Representatives from the postal service cited decreasing revenues and increasing labor costs as major factors in the agency’s economic difficulties. A steady projected decrease in the volume of first class mail, the most profitable revenue stream for the USPS, and a staggering commitment to employee health care costs have left few fiscally viable options on the table. The agency faces a net loss of approximately $40 billion in the past six years.
“Just as all of these trends came together to create this perfect storm, no one solution will fix it,” said Maher. “It will take a multitude of solutions coming together to fix the USPS.”
On a national level, the USPS also plans to shift resources into the rapidly growing package delivery market. However, that market is heavily competitive with the presence of corporate giants UPS and FedEx. Additionally, the agency is appealing to Congress for a switch to a “six day package, five day mail” delivery system that would appeal to current consumer preferences.

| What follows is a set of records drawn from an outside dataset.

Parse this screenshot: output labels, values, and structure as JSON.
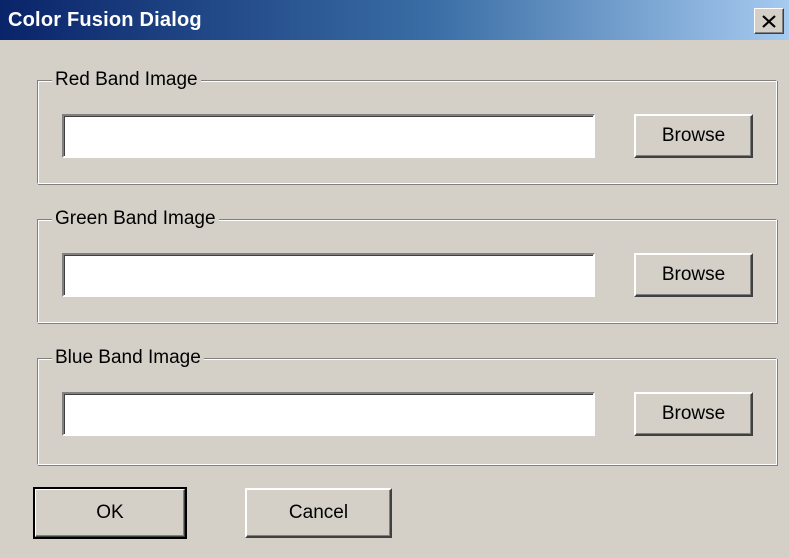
{
  "window": {
    "title": "Color Fusion Dialog",
    "close_glyph": "close-icon"
  },
  "groups": [
    {
      "legend": "Red Band Image",
      "value": "",
      "browse_label": "Browse"
    },
    {
      "legend": "Green Band Image",
      "value": "",
      "browse_label": "Browse"
    },
    {
      "legend": "Blue Band Image",
      "value": "",
      "browse_label": "Browse"
    }
  ],
  "footer": {
    "ok_label": "OK",
    "cancel_label": "Cancel"
  },
  "colors": {
    "titlebar_start": "#0a246a",
    "titlebar_end": "#a6caf0",
    "dialog_face": "#d4d0c8"
  }
}
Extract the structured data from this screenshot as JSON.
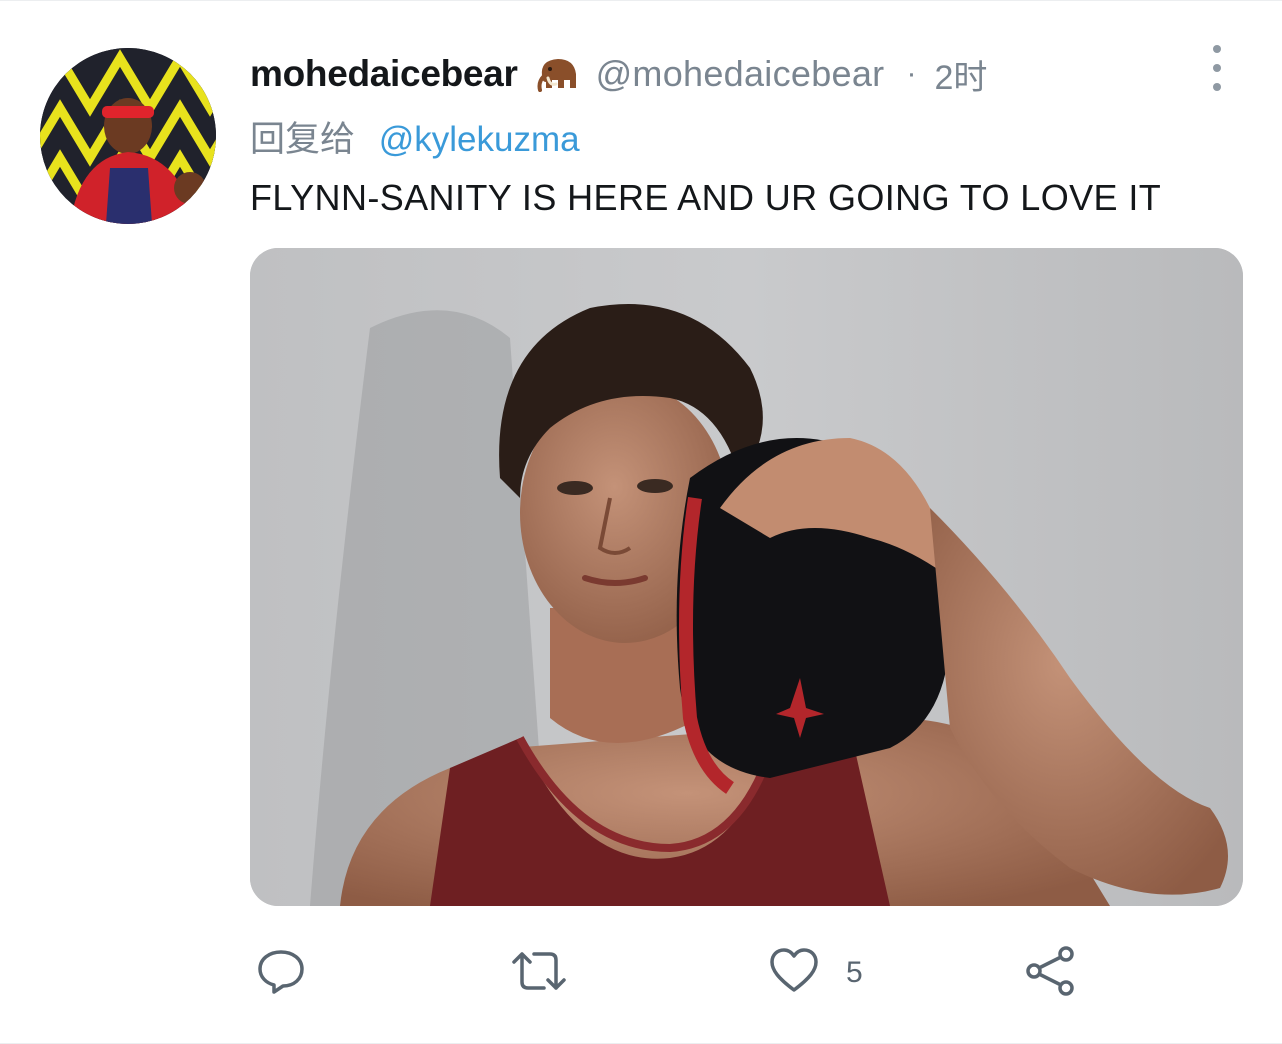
{
  "tweet": {
    "author_name": "mohedaicebear",
    "author_emoji_icon": "mammoth-icon",
    "handle": "@mohedaicebear",
    "separator": "·",
    "time": "2时",
    "reply_label": "回复给",
    "reply_mention": "@kylekuzma",
    "text": "FLYNN-SANITY IS HERE AND UR GOING TO LOVE IT"
  },
  "actions": {
    "reply_icon": "comment-icon",
    "retweet_icon": "retweet-icon",
    "like_icon": "heart-icon",
    "like_count": "5",
    "share_icon": "share-icon"
  },
  "colors": {
    "text_primary": "#14171a",
    "text_secondary": "#7a8590",
    "link": "#3a9ad9",
    "icon": "#596570"
  }
}
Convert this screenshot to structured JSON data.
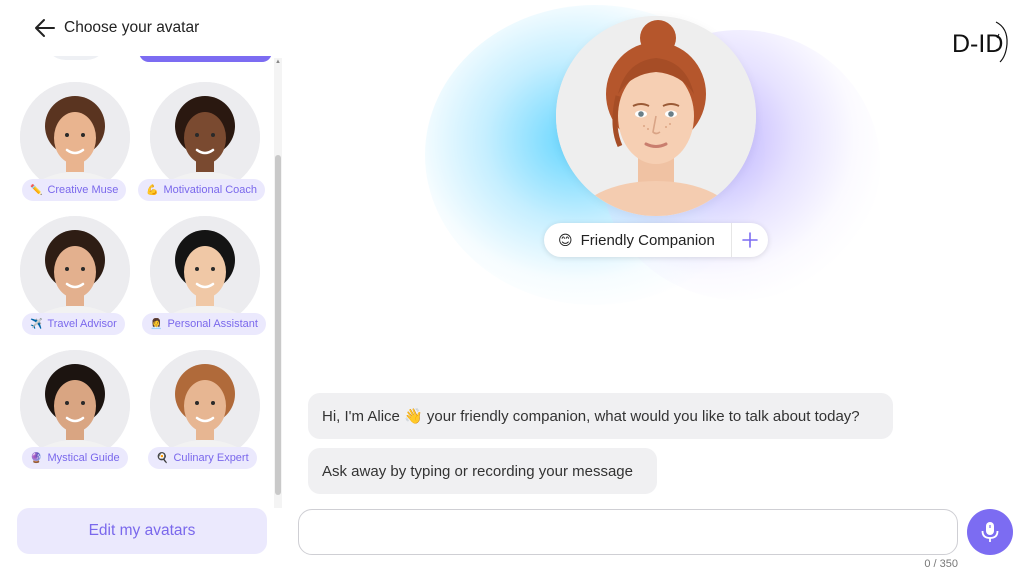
{
  "sidebar": {
    "title": "Choose your avatar",
    "avatars": [
      {
        "label": "Creative Muse",
        "emoji": "✏️",
        "skin": "#e9b48f",
        "hair": "#5a3420",
        "bg": "#ececef"
      },
      {
        "label": "Motivational Coach",
        "emoji": "💪",
        "skin": "#7a4a30",
        "hair": "#2a1810",
        "bg": "#ececef"
      },
      {
        "label": "Travel Advisor",
        "emoji": "✈️",
        "skin": "#e3b08e",
        "hair": "#2e1d14",
        "bg": "#ececef"
      },
      {
        "label": "Personal Assistant",
        "emoji": "👩‍💼",
        "skin": "#f0c8a6",
        "hair": "#141414",
        "bg": "#ececef"
      },
      {
        "label": "Mystical Guide",
        "emoji": "🔮",
        "skin": "#d9a582",
        "hair": "#1c1410",
        "bg": "#ececef"
      },
      {
        "label": "Culinary Expert",
        "emoji": "🍳",
        "skin": "#e7b692",
        "hair": "#b06a3a",
        "bg": "#ececef"
      }
    ],
    "edit_button": "Edit my avatars"
  },
  "main": {
    "companion": {
      "emoji": "😊",
      "name": "Friendly Companion"
    },
    "logo_text": "D-ID",
    "messages": [
      {
        "text": "Hi, I'm Alice 👋 your friendly companion, what would you like to talk about today?"
      },
      {
        "text": "Ask away by typing or recording your message"
      }
    ],
    "input": {
      "value": "",
      "placeholder": ""
    },
    "char_counter": "0 / 350"
  },
  "colors": {
    "accent": "#7c6cf2",
    "label_bg": "#ebe9fd",
    "label_text": "#7a68ec",
    "bubble_bg": "#f0f0f2"
  },
  "icons": {
    "back": "arrow-left-icon",
    "plus": "plus-icon",
    "mic": "microphone-icon"
  }
}
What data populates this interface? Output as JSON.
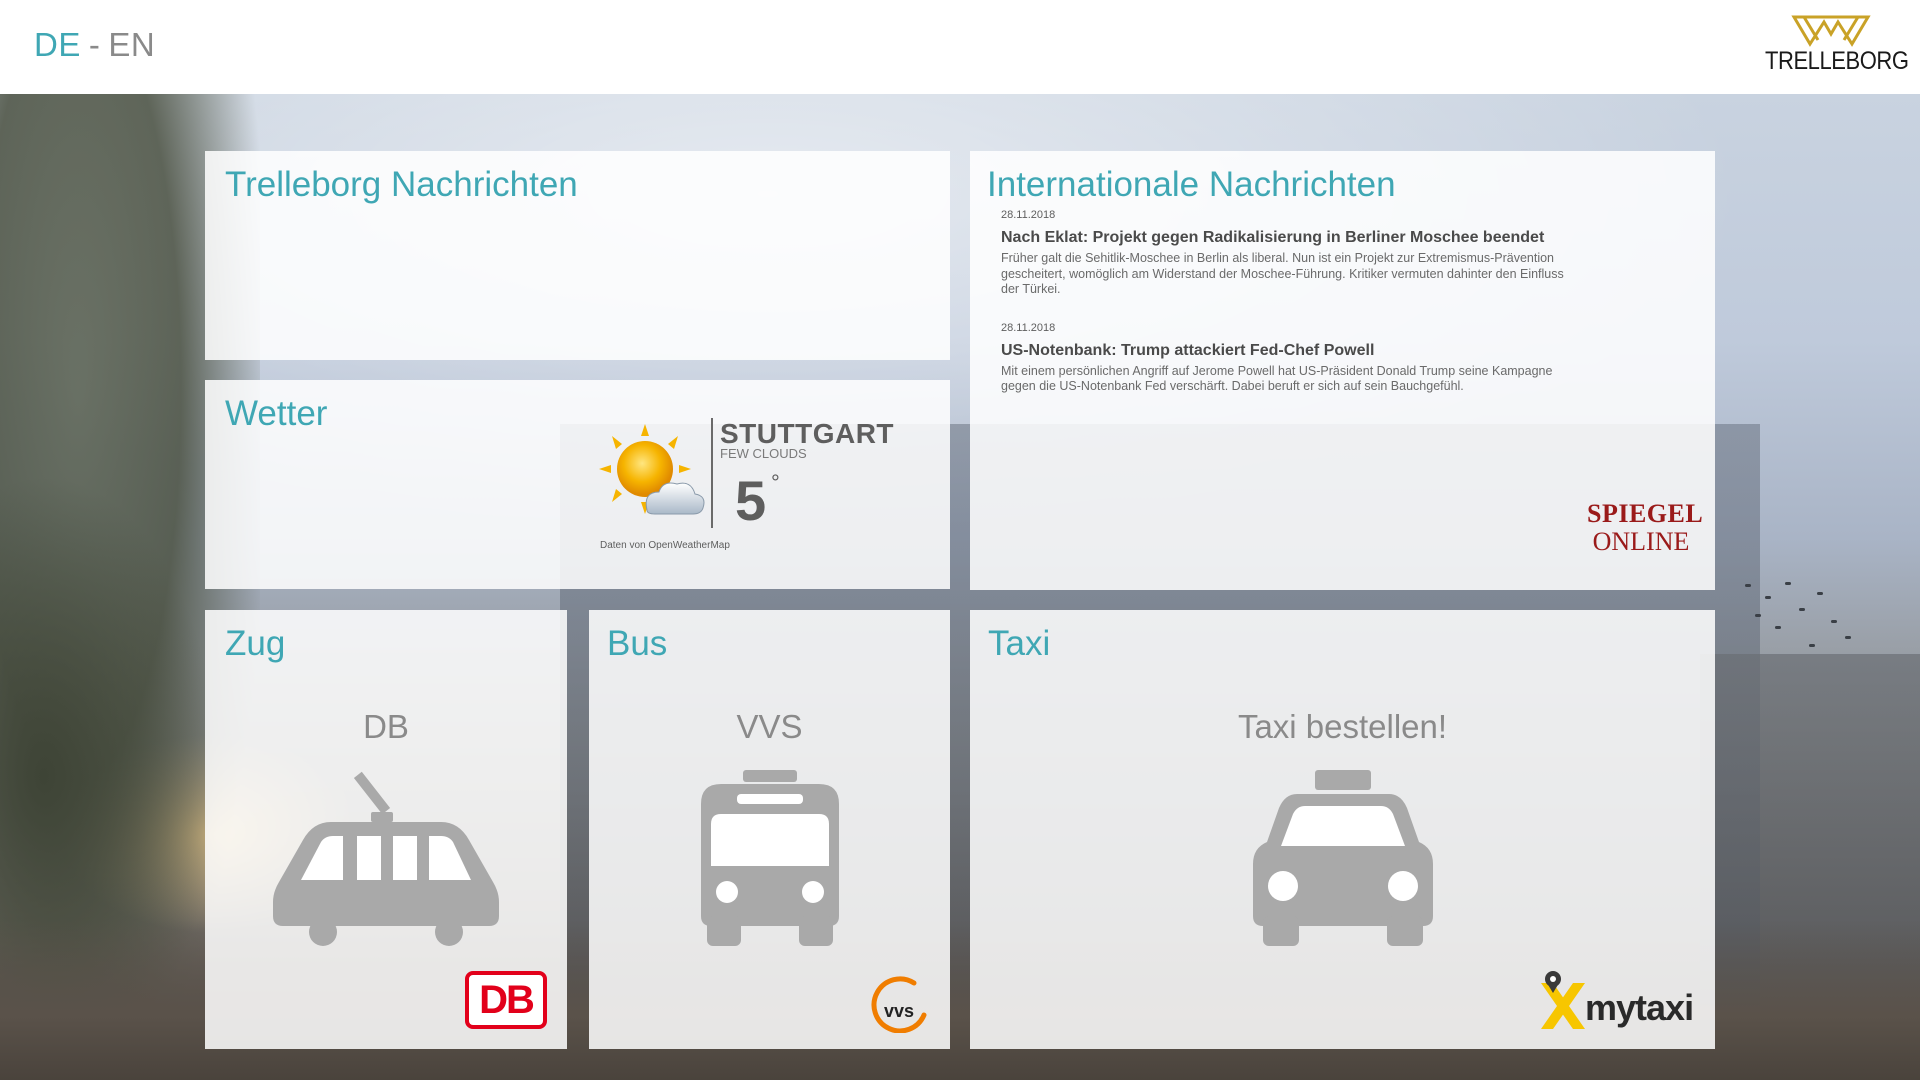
{
  "header": {
    "lang_de": "DE",
    "lang_sep": "-",
    "lang_en": "EN",
    "logo_text": "TRELLEBORG"
  },
  "panels": {
    "trelleborg_news": {
      "title": "Trelleborg Nachrichten"
    },
    "weather": {
      "title": "Wetter",
      "city": "STUTTGART",
      "condition": "FEW CLOUDS",
      "temperature": "5",
      "degree": "°",
      "credit": "Daten von OpenWeatherMap",
      "icon": "sun-with-cloud-icon"
    },
    "intl_news": {
      "title": "Internationale Nachrichten",
      "items": [
        {
          "date": "28.11.2018",
          "headline": "Nach Eklat: Projekt gegen Radikalisierung in Berliner Moschee beendet",
          "text": "Früher galt die Sehitlik-Moschee in Berlin als liberal. Nun ist ein Projekt zur Extremismus-Prävention gescheitert, womöglich am Widerstand der Moschee-Führung. Kritiker vermuten dahinter den Einfluss der Türkei."
        },
        {
          "date": "28.11.2018",
          "headline": "US-Notenbank: Trump attackiert Fed-Chef Powell",
          "text": "Mit einem persönlichen Angriff auf Jerome Powell hat US-Präsident Donald Trump seine Kampagne gegen die US-Notenbank Fed verschärft. Dabei beruft er sich auf sein Bauchgefühl."
        }
      ],
      "source_logo_line1": "SPIEGEL",
      "source_logo_line2": "ONLINE"
    },
    "train": {
      "title": "Zug",
      "label": "DB",
      "icon": "tram-icon",
      "logo_text": "DB"
    },
    "bus": {
      "title": "Bus",
      "label": "VVS",
      "icon": "bus-icon",
      "logo_text": "vvs"
    },
    "taxi": {
      "title": "Taxi",
      "label": "Taxi bestellen!",
      "icon": "taxi-icon",
      "logo_text": "mytaxi"
    }
  },
  "colors": {
    "accent": "#3fa7b4",
    "icon_gray": "#a9a9a9",
    "db_red": "#e2001a",
    "vvs_orange": "#f07d00",
    "mytaxi_yellow": "#f7c600",
    "spiegel_red": "#9a1a1a"
  }
}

“[There has been] a cultural change in the way we communicate and the post office realizes this and must adapt,” added Maher.
A study by the postal service estimates that the Glendale area could be adequately served with a 10,000-square-foot location. The current location in downtown Glendale measures at 56,000 square feet. However, even if plans for a relocation are approved, they are dependent upon the successful acquisition of a suitable replacement near the current building, potentially providing a challenge in the busy center of the city.
Representative Adam Schiff, a co-sponsor of the Postal Service Protection Act, strongly opposed the plans for relocation.
“Closing the historic Glendale Post Office will do little to improve the USPS’s bottom line and the damage done by selling the facility would be permanent – the beautiful and historic post office will forever be taken out of service,” said Rep. Schiff in a statement given by a representative from his office. “USPS has a massive financial burden that it must overcome, but the only viable solution is a comprehensive legislative approach, like the one I’ve co-sponsored, that stops the multibillion dollar over-funding of its retirement plan.”
Opponents of the potential move argued that the relatively small savings achieved by relocating the post office did not justify abandoning a historic building. A number of Glendale residents spoke out in opposition at the meeting.
“We understand the postal service’s financial difficulties and recommend that you explore other, more reasonable cost-cutting solutions such as consolidating operations and liquidating satellite offices, or perhaps entering into a shared use agreement with another government entity,” said president of the Glendale Historical Society Greg Grammer. “For example, the Glendale courthouse located down the street is in need additional space and may be interested in such an arrangement.”
The effects of the post office’s financial difficulties have already emerged with over 200,000 jobs lost by attrition in the last decade. In order to avoid location shutdowns, the agency has turned to relocations and adjustments to the hours of operations in order to reduce operating costs as part of a “national effort to optimize the network.”
Even if the relocation plans are approved, the City of Glendale will maintain all five of its post office locations. Zip codes, P.O. boxes, and delivery service are also not expected to be altered by the potential change.
The community is encouraged to offer its input on this issue and can do so by contacting Diana Alvarado, Facilities Headquarters – Pacific Area, U.S. Postal Service, 1300 Evans Ave. Ste. 200, San Francisco CA 94188-8200.